Plato:  Rhetoric is "the art of winning the soul by discourse."

Aristotle: Rhetoric is "the faculty of discovering in any particular case all of the available means of persuasion."

Cicero:  "Rhetoric is one great art comprised of five lesser arts: inventio, dispositio, elocutio, memoria, and pronunciatio."  Rhetoric is "speech designed to persuade."

Quintillian:  "Rhetoric is the art of speaking well."              

Francis Bacon: The duty and office of rhetoric is to apply reason to imagination for the better moving of the will.

George Campbell:  [Rhetoric] is that art or talent by which discourse is adapted to its end.  The four ends of discourse are to enlighten the understanding, please the imagination, move the passion, and influence the will.

I. A. Richards:  Rhetoric is the study of misunderstandings and their remedies.

Richard Weaver:  Rhetoric is that "which creates an informed apposition for the good."

Erika Lindemann:  "Rhetoric is a form of reasoning about probabilities, based on assumptions people share as members of a community."
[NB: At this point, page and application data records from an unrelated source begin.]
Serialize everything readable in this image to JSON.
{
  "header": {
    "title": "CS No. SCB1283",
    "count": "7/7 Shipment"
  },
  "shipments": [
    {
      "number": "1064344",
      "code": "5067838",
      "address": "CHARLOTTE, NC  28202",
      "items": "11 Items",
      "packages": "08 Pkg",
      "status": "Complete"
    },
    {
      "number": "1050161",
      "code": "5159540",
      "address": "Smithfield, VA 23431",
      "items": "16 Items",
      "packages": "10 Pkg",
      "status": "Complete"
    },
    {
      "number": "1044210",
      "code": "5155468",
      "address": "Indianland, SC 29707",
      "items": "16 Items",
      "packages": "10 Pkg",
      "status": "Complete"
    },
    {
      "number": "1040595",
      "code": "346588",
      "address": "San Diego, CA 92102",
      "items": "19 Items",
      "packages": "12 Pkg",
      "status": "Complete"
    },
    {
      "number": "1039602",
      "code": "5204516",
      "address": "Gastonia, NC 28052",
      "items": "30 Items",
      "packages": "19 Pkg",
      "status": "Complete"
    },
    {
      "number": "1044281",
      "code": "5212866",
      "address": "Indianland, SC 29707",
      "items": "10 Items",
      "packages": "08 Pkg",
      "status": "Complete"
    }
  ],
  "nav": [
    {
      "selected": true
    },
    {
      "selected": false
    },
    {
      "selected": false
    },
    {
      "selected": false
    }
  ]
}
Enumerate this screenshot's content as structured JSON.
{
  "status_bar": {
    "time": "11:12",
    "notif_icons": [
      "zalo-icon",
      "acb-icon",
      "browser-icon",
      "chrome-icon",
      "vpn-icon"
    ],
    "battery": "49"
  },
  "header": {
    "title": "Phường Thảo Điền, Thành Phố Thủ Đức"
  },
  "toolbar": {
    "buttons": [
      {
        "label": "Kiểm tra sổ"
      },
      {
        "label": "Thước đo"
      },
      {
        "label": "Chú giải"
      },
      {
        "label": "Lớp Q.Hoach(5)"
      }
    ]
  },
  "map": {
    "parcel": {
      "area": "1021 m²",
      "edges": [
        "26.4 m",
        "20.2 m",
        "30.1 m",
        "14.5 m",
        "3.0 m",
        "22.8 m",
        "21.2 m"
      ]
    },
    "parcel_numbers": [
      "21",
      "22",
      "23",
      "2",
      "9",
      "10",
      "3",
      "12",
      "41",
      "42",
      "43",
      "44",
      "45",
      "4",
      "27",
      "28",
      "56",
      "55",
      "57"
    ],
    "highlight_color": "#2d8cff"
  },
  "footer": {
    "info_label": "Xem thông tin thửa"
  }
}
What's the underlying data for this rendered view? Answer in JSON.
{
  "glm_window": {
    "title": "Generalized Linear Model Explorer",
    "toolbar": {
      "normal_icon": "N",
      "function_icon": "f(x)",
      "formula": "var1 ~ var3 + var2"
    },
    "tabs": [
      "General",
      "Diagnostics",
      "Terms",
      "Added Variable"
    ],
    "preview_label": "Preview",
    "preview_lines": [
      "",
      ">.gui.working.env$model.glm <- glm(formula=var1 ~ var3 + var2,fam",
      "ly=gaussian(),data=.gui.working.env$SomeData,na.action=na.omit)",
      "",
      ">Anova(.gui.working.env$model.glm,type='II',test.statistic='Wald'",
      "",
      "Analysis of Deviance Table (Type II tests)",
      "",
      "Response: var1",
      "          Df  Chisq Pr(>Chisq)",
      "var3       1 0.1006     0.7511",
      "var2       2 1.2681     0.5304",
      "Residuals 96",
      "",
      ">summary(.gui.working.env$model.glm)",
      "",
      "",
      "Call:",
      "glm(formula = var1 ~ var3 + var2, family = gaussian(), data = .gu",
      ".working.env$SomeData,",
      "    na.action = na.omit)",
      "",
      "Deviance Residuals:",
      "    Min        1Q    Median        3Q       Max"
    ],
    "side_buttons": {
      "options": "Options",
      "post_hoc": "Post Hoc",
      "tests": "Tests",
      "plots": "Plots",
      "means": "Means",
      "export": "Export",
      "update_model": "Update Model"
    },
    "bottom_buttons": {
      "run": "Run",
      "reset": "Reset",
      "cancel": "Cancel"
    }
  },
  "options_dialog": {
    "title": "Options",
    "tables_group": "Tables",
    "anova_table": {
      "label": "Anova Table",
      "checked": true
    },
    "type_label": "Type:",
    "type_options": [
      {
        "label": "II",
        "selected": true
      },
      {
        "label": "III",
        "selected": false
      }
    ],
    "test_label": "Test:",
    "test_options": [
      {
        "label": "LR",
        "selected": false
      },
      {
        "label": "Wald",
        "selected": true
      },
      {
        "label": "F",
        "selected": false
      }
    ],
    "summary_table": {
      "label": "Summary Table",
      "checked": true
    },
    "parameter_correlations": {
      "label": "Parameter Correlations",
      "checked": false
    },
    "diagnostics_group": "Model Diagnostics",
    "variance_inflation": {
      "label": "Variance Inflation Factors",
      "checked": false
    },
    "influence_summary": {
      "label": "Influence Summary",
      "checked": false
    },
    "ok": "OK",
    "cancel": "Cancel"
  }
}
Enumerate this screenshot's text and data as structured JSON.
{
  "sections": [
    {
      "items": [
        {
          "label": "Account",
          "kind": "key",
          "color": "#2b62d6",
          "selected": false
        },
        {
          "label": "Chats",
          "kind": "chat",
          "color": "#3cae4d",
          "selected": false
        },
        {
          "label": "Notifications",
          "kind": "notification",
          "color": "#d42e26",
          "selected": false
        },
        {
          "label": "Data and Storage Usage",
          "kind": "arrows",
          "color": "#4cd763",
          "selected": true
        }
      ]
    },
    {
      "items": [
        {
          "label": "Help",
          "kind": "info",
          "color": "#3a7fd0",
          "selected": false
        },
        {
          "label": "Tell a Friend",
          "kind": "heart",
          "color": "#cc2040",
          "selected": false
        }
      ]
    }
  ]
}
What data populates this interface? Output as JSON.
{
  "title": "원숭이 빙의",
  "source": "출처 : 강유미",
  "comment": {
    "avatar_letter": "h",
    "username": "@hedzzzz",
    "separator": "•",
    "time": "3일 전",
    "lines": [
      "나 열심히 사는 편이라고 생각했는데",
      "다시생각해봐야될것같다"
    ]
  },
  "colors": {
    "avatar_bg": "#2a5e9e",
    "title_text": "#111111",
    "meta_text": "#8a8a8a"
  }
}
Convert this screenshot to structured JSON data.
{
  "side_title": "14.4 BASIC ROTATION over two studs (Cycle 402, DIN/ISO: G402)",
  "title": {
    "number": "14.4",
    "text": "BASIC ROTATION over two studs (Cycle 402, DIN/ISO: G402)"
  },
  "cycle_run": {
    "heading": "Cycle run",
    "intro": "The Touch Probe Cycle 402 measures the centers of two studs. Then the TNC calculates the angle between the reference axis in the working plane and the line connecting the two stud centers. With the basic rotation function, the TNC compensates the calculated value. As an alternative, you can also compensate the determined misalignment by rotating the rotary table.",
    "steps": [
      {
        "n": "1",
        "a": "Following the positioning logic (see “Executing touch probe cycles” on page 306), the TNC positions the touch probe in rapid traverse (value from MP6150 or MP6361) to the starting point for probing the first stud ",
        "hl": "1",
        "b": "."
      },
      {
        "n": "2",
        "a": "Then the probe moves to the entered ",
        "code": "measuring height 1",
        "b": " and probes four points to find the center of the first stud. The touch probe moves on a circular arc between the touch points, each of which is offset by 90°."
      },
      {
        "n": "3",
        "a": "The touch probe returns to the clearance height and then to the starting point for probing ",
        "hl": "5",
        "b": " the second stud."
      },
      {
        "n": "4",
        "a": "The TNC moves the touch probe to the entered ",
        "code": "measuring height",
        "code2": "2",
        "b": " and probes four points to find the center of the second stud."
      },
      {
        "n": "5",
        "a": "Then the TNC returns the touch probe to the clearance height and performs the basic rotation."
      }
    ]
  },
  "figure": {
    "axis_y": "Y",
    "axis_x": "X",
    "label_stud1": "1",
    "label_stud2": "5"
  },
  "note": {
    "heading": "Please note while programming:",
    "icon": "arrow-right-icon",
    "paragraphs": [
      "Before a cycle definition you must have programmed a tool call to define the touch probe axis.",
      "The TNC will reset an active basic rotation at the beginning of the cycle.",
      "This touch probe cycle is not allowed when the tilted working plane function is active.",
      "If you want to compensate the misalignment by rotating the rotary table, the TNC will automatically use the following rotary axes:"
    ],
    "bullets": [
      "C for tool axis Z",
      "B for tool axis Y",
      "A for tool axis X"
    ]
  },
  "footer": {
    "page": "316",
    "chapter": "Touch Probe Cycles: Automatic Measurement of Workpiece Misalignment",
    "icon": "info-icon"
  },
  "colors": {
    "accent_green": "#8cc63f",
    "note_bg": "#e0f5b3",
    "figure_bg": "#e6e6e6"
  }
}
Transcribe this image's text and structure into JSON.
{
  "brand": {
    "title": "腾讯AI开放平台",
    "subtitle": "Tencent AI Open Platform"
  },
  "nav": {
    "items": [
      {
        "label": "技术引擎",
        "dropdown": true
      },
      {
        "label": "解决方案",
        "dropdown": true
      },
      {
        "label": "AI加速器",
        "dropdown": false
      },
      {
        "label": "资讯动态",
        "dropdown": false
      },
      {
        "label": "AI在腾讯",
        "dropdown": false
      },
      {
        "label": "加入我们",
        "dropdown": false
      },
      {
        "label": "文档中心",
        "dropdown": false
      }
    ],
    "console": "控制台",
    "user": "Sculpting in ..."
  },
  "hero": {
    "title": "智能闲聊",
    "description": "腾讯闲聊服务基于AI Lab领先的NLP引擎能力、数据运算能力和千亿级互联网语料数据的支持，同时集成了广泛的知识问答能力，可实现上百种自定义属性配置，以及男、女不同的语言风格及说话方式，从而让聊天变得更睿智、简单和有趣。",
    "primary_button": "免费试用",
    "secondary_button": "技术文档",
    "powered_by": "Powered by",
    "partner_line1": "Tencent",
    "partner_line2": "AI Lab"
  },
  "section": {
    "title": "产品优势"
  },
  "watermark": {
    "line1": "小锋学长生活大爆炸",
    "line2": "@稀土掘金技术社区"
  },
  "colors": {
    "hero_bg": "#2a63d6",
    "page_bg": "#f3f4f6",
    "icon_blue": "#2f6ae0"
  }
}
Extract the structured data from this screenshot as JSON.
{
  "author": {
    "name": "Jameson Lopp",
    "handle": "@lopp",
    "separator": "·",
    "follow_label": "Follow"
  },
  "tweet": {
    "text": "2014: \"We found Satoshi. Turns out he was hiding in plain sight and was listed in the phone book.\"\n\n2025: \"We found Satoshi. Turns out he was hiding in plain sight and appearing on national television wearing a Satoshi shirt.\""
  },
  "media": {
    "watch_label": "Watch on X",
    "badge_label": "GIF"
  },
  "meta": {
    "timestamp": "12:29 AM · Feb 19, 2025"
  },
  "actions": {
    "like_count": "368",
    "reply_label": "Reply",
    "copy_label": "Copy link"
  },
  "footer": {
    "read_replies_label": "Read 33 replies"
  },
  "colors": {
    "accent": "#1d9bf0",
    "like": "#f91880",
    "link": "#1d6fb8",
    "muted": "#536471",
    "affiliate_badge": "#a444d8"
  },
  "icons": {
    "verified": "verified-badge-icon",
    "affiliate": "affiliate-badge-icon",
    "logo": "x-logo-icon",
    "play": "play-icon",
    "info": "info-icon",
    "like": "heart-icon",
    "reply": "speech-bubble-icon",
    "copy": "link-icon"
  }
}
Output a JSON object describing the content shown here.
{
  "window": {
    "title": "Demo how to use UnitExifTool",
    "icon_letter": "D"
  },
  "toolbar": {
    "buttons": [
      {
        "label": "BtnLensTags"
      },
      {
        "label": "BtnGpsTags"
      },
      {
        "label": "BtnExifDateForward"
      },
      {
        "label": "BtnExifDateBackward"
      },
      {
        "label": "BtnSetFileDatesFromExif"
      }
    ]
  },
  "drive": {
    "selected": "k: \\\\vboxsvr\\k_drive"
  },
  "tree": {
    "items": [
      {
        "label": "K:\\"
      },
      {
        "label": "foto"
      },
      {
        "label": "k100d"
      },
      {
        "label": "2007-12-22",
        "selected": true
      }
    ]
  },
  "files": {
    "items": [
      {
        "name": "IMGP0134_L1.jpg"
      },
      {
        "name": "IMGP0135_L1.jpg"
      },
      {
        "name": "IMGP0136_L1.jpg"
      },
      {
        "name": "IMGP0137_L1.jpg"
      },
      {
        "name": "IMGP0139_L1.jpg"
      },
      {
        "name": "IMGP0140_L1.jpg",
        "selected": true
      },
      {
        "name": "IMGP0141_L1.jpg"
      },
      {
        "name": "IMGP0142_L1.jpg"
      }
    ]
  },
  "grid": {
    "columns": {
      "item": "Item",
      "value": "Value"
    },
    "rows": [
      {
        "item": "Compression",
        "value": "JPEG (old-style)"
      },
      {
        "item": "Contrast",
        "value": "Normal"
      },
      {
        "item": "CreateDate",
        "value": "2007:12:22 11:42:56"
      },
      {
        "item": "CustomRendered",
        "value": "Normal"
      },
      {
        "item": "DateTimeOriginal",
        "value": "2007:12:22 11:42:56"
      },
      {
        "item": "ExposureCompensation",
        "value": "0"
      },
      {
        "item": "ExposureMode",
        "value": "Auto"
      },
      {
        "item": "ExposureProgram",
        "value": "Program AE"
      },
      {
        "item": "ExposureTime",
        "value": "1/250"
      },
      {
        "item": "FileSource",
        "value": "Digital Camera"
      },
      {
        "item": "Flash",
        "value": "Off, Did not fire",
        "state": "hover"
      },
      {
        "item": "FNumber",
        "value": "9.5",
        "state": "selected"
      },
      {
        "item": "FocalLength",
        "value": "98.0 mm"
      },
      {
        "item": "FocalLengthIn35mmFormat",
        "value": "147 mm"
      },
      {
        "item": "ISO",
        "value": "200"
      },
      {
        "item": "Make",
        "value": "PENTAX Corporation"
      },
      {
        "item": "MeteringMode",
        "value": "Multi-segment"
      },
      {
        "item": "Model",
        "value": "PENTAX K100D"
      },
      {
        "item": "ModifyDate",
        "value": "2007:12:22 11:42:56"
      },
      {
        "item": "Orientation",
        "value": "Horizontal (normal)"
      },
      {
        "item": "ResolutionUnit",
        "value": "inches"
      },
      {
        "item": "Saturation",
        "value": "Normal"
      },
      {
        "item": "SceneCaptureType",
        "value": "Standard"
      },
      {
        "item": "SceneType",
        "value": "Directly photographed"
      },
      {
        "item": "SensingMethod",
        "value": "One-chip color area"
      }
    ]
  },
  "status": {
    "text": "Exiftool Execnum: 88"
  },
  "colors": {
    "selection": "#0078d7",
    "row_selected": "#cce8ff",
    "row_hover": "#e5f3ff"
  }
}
Philip Johnson: "Rhetoric is the art of framing an argument so that it can be appreciated by an audience."

Andrea Lunsford:  "Rhetoric is the art, practice, and study of human communication."

Kenneth Burke: The most characteristic concern of rhetoric [is] the manipulation of men's beliefs for political ends....the basic function of rhetoric [is] the use of words by human agents to form attitudes or to induce actions in other human agents.

George Kennedy: Rhetoric in the most general sense may perhaps be identified with the energy inherent in communication:  the emotional energy that impels the speaker to speak, the physical energy expanded in the utterance, the energy level coded in the message, and the energy experienced by the recipient in decoding the message. 

Lloyd Bitzer: ...rhetoric is a mode of altering reality, not by the direct application of energy to objects, but by the creation of discourse which changes reality through the mediation of thought and action.

Douglas Ehninger: [Rhetoric is] that discipline which studies all of the ways in which men may influence each other's thinking and behavior through the strategic use of symbols.

Gerard A. Hauser: Rhetoric is an instrumental use of language. One person engages another person in an exchange of symbols to accomplish some goal. It is not communication for communication's sake. Rhetoric is communication that attempts to coordinate social action. For this reason, rhetorical communication is explicitly pragmatic. Its goal is to influence human choices on specific matters that require immediate attention.

C. H. Knoblauch: ...rhetoric is the process of using language to organize experience and communicate it to others. It is also the study of how people use language to organize and communicate experience. The word denotes both distinctive human activity and the "science" concerned with understanding that activity.

John Locke: [Rhetoric,] that powerful instrument of error and deceit. 

Charles Bazerman: The study of how people use language and other symbols to realize human goals and carry out human activities . . . ultimately a practical study offering people great control over their symbolic activity. 

Michael Hyde and Craig Smith: The primordial function of rhetoric is to "make-known" meaning both to oneself and to others. Meaning is derived by a human being in and through the interpretive understanding of reality. Rhetoric is the process of making known that meaning. Is not rhetoric defined as pragmatic communication, more concerned with the contemporary audiences and specific questions than with universal audiences and general questions?

Alfred North Whitehead: The creation of the world -- said Plato -- is the victory of persuasion over force. The worth of men consists in their liability to persuasion.  

Samuel M. Edelman: "Rhetoric can be defined as the art or method of reconciling...individual and systemic goals and constraints." (JCR Sept 2003).